Foxconn might not be a company that is at the forefront of most American minds, but the products they create most certainly are.
Christmas might not have been the same without considering purchases of Apple’s iPhone, some of Amazon’s Kindle products, or Microsoft’s Xbox to name but a few. The Taiwan-based company is the world’s leader in contract manufacturing of electronics with a market cap north of $100 billion; they have also become the third largest employer in the world with 1.3 million, which makes the following news that much more troubling.
Foxconn first rose to some level of notoriety – indeed infamy – when reports of human rights violations began to surface in the early part of this decade. Foxconn chose to remedy a spike in worker suicides during 2010-2011 at one of their Chinese plants by installing “suicide nets” so those subjected to slave-like conditions could remain on the plantation. Nevertheless, 2,000 workers rioted in 2012 amid charges of abuse by security guards making it doubtful that conditions had improved.
Now with the rise in automation, Foxconn is leading the way toward eliminating the need to deal with human employees altogether, demonstrating that the race to the bottom might end in factories filled exclusively with robots.

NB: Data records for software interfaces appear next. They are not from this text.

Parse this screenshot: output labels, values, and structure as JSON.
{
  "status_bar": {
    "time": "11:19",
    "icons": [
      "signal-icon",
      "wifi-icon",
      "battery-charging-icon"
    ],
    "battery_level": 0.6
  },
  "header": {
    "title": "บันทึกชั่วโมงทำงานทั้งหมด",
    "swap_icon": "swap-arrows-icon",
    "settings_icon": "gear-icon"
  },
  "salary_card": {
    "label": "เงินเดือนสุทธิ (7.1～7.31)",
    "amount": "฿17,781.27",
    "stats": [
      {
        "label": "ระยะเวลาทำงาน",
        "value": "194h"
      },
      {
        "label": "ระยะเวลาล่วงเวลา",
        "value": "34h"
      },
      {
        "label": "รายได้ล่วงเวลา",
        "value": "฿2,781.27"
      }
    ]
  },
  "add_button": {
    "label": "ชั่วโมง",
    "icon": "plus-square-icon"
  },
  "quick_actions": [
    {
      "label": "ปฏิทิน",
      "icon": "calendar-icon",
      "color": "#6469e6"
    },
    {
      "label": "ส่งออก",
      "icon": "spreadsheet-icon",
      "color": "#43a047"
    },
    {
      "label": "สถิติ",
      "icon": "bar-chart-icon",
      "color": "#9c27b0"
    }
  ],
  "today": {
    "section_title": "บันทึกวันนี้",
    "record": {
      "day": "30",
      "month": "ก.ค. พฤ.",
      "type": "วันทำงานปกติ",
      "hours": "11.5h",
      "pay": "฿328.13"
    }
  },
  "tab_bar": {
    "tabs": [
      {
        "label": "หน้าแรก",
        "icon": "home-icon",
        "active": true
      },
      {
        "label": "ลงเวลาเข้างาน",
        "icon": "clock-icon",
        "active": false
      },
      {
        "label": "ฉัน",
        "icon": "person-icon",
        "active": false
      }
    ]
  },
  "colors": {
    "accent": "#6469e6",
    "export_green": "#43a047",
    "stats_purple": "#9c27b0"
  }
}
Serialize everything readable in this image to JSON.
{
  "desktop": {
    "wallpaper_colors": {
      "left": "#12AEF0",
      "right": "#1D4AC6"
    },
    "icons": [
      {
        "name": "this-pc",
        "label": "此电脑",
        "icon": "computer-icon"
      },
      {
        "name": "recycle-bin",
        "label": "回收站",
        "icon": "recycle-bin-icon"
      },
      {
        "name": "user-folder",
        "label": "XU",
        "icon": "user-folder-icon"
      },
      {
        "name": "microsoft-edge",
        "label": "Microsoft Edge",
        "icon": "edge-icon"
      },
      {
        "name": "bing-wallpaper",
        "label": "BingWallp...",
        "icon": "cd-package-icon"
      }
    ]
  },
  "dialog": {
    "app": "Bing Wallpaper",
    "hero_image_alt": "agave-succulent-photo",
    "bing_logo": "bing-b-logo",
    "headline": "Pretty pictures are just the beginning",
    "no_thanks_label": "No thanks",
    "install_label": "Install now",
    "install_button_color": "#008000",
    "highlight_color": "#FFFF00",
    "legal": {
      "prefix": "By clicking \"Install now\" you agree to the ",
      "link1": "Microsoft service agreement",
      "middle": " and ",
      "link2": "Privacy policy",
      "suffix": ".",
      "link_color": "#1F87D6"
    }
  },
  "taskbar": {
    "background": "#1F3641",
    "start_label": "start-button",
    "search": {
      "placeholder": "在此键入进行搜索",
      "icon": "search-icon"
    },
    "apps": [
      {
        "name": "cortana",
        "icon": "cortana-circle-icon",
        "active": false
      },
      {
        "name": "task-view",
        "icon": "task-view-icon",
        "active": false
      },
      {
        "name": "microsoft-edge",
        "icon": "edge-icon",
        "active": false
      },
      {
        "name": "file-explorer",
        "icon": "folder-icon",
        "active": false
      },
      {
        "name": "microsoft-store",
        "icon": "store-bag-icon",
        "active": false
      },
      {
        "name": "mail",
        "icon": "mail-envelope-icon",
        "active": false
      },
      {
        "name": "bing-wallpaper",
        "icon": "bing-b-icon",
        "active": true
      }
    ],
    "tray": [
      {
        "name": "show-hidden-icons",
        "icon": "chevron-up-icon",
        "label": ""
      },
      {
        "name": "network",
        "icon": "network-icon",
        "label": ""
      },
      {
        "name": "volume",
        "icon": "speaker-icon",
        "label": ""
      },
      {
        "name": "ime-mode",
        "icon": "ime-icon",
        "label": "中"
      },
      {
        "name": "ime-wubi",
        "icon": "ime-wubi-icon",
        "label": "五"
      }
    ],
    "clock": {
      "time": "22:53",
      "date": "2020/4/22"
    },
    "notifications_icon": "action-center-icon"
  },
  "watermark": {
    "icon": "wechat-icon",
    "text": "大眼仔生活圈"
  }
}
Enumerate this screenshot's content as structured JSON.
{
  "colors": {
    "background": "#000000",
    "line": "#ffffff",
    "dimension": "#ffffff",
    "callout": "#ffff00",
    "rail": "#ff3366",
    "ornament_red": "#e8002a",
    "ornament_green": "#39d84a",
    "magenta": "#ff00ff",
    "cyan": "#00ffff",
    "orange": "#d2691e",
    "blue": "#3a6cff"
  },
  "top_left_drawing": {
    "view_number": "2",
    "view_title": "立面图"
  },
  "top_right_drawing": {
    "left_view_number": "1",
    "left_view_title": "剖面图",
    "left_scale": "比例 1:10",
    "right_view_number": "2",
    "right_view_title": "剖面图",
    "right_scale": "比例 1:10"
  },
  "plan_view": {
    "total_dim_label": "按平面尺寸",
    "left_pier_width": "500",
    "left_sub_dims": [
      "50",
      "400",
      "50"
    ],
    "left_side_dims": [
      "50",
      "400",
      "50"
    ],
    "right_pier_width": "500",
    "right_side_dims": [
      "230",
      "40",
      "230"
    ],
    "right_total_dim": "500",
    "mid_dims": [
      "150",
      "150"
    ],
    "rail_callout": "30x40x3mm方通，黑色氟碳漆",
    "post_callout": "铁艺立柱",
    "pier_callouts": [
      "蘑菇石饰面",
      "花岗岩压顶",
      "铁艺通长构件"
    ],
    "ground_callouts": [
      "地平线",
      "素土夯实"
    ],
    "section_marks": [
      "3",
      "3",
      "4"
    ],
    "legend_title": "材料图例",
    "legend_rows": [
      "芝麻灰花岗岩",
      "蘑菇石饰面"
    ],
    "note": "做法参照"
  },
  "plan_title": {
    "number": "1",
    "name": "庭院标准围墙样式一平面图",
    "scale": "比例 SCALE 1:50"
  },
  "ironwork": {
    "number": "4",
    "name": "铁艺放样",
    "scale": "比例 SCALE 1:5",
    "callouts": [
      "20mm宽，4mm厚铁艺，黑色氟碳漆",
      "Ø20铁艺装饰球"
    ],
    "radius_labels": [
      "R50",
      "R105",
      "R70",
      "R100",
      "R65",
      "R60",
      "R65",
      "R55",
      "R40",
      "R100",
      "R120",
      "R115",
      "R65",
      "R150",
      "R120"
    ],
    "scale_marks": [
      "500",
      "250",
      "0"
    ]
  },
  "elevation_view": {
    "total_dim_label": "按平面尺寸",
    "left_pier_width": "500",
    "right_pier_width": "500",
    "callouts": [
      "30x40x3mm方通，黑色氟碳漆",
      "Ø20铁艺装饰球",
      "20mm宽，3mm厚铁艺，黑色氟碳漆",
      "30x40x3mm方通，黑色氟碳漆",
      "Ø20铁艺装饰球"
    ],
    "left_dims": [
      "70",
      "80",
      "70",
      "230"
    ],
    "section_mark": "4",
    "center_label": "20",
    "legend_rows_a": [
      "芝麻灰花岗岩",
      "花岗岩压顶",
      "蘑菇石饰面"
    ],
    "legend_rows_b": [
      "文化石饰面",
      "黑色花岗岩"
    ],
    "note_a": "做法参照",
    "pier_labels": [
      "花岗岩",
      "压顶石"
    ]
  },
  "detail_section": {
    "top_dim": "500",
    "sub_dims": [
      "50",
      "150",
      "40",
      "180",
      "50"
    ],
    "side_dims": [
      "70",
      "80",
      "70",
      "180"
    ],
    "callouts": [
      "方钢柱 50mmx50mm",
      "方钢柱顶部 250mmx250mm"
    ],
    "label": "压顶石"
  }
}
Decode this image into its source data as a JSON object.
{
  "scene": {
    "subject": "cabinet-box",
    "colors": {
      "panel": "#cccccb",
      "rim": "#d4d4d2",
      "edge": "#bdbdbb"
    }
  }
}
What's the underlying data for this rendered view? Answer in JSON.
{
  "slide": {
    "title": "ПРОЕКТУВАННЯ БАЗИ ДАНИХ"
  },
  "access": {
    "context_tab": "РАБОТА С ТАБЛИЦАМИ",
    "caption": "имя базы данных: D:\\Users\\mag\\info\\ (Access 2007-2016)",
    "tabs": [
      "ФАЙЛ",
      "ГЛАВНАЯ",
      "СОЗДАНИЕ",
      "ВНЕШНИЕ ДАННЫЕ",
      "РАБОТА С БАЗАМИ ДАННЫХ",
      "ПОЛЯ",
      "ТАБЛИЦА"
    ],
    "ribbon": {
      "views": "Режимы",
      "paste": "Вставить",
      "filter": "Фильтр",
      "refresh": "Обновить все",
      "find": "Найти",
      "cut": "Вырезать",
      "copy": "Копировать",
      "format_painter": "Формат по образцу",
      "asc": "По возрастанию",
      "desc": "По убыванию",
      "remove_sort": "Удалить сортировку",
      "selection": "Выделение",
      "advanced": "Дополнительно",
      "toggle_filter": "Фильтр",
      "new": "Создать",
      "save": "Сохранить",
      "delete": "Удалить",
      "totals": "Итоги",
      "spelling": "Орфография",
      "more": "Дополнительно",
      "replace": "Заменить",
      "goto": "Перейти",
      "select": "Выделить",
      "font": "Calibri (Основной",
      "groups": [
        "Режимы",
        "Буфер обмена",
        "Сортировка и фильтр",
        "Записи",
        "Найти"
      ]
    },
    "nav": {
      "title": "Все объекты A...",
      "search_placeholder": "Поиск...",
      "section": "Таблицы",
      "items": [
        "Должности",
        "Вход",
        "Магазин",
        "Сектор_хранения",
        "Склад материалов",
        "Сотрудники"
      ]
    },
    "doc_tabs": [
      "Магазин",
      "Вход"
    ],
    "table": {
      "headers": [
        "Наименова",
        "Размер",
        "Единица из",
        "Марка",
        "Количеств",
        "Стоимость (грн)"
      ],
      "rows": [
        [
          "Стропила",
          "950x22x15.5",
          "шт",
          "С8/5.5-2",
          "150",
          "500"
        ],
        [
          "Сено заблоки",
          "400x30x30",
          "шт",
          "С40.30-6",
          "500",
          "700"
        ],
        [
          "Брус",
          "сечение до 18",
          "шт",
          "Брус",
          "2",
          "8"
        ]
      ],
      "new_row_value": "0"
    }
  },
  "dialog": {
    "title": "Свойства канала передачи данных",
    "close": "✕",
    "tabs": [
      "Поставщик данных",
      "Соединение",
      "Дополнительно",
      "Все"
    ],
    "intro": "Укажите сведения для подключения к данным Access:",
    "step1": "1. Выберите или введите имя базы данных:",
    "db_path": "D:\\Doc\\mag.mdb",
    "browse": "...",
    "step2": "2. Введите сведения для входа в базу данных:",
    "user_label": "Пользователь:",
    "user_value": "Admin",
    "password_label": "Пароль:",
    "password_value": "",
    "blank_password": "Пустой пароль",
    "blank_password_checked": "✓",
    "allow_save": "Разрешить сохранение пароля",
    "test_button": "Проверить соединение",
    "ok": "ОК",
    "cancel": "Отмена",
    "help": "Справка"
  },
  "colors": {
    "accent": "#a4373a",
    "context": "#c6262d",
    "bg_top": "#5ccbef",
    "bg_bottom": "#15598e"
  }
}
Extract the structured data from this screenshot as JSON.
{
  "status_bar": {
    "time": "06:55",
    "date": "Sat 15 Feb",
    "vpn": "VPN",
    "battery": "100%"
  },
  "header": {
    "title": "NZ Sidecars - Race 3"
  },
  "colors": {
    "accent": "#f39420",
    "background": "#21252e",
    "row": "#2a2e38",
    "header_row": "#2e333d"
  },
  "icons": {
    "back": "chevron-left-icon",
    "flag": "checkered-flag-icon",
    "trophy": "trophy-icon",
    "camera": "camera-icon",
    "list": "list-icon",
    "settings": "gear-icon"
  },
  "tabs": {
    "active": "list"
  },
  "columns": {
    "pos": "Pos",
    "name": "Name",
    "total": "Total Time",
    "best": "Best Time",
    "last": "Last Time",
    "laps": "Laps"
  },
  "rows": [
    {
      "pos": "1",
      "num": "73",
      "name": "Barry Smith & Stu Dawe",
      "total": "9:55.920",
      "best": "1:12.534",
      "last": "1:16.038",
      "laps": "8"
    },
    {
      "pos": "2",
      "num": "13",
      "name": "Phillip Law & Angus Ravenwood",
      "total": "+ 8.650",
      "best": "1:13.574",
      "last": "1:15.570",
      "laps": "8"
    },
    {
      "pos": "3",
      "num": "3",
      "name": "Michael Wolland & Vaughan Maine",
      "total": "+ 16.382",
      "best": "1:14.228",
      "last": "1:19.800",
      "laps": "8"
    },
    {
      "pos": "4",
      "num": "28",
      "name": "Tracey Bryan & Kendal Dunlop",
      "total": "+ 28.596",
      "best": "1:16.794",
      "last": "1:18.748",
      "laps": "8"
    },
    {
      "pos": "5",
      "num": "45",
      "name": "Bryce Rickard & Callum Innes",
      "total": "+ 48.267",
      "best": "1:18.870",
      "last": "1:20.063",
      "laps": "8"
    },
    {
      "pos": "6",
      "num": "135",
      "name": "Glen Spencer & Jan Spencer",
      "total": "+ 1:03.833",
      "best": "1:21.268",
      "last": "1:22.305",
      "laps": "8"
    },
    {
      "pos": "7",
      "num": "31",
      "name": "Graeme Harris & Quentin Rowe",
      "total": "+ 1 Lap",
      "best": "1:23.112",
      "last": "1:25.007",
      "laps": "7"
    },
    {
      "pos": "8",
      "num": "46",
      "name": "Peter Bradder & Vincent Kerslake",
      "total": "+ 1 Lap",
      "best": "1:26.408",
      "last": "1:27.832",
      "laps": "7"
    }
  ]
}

The general manager of Foxconn’s “automation committee,” Dai Jia-peng, recently discussed a three-phase plan to convert the human workforce into “Foxbots.”
Phase 1: “plans involve replacing the work that is either dangerous or involves repetitious labor humans are unwilling to do.” (Like the stuff that presumably could lead one being killed on the job or committing suicide – N.W.)
Phase 2: “involves improving efficiency by streamlining production lines to reduce the number of excess robots in use.”
Phase 3: “involves automating entire factories, ‘with only a minimal number of workers assigned for production, logistics, testing, and inspection processes,’ according to Jia-peng.”
The program already has been implemented and is showing results. Melissa Dykes reported earlier this year that Foxconn had successfully eliminated 60,000 employees at just one of their factories. The three phases listed above are expected by Jia-peng to result in a 30% automation at all of its 12 Chinese factories as soon as 2020.
However, Foxconn is merely the canary in the coal of mine of the global outsourcing of humans to machines that is accelerating rapidly as we transition into the new year, and some experts estimate could see all of us outsourced by 2045. This might be the reason why automation has become such a prominent topic of the economic elite and its corporate media public relations arm. A once-outlandish proposal such as a Universal Basic Income is now being seriously considered, and has even entered the pilot stage in countries such as Finland and Scotland.
In a 2014 economic conference at Davos, Switzerland, an expert in artificial intelligence and machine learning, Jeremy Howard, stated flatly that we are about to encounter conditions akin to those that occurred after the Industrial Revolution and preparations for the upheaval need to be made.
Aforementioned researcher, Melissa Dykes, has been tracking the even longer road that the elites seem to have been paving as humans are now rushed toward their inevitable economic extinction. Melissa and Aaron Dykes have created a must-see mini-documentary titled Obsolete that highlights the historical context of how we have arrived at this point. They present troubling connections between the philosophy of the elite and their methods for managing a human population that will have far less relevance in the burgeoning machine-driven world.